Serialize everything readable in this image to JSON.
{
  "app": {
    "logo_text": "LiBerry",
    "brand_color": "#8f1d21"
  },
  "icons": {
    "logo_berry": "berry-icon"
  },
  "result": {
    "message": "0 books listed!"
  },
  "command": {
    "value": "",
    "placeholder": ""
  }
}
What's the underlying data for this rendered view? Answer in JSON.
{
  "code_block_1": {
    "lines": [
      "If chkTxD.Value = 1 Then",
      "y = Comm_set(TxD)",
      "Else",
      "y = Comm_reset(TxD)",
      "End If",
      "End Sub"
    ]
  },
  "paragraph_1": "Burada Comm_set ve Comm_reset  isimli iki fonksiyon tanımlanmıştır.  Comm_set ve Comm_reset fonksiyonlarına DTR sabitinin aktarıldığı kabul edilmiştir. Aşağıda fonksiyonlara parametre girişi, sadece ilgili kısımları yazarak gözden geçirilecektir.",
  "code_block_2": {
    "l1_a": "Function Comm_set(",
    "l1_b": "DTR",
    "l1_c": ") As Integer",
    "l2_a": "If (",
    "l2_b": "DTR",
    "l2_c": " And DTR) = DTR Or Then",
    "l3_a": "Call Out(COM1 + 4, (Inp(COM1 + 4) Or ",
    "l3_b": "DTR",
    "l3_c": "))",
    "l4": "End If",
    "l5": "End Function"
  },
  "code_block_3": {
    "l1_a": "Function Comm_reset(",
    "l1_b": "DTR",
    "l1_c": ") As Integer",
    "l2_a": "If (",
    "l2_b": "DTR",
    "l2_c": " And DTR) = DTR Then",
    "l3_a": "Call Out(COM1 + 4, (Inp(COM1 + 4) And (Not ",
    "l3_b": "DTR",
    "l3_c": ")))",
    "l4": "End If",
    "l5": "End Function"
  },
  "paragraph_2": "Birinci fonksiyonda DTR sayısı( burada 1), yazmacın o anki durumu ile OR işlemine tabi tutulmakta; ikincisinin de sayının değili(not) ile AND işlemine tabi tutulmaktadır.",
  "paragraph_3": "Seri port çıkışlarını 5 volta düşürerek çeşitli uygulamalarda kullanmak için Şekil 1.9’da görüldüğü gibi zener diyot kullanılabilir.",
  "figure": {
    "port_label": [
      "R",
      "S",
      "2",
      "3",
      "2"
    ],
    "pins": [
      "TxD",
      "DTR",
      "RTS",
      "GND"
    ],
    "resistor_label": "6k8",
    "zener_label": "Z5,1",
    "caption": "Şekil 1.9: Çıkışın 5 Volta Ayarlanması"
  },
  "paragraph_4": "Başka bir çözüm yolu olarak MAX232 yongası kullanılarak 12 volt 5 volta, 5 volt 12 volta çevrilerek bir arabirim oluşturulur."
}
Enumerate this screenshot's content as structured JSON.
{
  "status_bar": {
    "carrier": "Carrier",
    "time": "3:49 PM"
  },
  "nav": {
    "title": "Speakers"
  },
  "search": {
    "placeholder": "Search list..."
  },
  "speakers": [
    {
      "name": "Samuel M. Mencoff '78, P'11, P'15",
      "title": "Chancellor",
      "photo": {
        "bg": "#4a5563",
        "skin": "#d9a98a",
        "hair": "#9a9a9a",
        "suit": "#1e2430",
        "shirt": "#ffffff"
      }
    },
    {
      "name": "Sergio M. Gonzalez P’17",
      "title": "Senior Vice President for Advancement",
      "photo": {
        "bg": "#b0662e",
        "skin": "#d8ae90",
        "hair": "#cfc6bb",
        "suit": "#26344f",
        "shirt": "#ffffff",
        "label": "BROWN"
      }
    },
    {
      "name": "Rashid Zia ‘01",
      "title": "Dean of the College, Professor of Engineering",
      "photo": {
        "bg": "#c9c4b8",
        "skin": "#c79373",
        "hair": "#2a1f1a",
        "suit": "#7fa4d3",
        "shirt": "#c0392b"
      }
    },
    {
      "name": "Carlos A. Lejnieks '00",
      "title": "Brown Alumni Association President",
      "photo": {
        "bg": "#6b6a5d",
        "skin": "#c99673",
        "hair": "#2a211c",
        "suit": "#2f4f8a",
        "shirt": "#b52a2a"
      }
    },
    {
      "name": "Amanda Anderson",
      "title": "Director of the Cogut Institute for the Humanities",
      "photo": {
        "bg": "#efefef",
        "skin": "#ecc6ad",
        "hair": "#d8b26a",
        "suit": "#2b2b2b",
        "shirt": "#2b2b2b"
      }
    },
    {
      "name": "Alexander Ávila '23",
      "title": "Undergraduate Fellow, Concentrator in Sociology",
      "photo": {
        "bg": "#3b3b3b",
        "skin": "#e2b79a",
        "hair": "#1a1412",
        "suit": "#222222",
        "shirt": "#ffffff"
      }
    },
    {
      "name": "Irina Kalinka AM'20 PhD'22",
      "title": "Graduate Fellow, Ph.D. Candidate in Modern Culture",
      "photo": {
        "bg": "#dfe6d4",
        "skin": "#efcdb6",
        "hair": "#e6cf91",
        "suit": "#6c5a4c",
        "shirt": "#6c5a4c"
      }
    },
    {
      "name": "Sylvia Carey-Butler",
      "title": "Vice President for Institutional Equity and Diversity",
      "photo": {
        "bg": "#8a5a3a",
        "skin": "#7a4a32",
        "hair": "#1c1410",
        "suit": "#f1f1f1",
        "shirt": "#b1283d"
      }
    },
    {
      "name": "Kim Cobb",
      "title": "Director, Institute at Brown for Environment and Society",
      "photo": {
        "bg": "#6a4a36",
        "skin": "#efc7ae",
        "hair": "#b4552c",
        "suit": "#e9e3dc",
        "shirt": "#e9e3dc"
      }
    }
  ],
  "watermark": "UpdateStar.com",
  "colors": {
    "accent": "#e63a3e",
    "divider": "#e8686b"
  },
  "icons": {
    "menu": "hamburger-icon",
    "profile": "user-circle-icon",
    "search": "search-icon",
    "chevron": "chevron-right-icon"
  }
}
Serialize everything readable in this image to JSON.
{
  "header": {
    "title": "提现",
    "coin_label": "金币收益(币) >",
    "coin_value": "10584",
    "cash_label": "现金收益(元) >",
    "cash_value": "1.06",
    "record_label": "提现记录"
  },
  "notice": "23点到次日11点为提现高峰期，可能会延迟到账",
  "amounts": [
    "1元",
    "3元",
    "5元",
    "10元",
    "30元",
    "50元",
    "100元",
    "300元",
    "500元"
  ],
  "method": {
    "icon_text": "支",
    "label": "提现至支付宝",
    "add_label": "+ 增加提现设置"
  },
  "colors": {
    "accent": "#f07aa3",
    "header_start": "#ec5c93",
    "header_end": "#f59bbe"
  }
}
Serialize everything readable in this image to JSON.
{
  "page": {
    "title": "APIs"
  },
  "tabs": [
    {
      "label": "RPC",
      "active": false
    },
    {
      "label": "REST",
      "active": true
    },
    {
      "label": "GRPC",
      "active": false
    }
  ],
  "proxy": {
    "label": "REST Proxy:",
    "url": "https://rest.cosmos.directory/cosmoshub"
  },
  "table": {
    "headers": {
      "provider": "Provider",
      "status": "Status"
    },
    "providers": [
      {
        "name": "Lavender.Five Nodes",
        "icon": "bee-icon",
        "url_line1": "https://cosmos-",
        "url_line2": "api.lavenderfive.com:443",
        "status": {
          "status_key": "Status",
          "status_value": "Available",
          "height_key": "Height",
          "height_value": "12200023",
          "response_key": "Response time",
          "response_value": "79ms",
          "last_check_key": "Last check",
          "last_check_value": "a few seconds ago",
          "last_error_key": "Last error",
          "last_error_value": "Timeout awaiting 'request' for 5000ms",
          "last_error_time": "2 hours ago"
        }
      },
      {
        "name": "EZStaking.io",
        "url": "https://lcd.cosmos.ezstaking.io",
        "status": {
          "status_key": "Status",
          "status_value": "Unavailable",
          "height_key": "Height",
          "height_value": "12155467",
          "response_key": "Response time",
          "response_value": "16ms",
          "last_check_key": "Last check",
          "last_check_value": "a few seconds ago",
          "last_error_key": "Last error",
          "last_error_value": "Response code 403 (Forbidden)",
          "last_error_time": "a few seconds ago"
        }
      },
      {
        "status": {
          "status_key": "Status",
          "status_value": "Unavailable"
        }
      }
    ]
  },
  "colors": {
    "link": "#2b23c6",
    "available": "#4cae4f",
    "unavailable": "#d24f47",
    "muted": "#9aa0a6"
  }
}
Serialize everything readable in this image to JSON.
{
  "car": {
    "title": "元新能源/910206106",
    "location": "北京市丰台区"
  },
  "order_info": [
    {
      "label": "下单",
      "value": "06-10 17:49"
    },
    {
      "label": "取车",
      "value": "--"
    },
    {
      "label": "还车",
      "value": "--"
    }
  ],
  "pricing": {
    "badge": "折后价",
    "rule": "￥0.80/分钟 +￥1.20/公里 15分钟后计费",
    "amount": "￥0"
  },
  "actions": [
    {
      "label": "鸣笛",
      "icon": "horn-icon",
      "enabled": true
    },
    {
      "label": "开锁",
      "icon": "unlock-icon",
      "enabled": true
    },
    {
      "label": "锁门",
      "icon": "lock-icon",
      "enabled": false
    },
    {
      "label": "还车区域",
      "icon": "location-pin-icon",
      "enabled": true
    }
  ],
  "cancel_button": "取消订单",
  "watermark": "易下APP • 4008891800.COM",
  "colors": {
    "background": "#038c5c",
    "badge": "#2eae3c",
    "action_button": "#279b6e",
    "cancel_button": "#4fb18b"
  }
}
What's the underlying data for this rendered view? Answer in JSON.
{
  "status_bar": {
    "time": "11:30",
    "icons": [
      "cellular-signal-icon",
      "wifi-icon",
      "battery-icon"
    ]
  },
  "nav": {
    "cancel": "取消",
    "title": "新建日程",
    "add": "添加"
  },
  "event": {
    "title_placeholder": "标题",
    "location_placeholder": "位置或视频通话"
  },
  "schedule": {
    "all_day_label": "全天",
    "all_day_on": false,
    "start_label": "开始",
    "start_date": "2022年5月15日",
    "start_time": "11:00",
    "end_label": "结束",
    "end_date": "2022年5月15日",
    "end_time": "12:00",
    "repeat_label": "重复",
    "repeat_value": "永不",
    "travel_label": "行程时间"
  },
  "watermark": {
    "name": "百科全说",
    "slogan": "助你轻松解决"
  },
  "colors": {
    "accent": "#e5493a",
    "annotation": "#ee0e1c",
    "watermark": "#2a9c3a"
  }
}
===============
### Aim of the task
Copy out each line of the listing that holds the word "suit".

### Expected answer
        "suit": "#1e2430",
        "suit": "#26344f",
        "suit": "#7fa4d3",
        "suit": "#2f4f8a",
        "suit": "#2b2b2b",
        "suit": "#222222",
        "suit": "#6c5a4c",
        "suit": "#f1f1f1",
        "suit": "#e9e3dc",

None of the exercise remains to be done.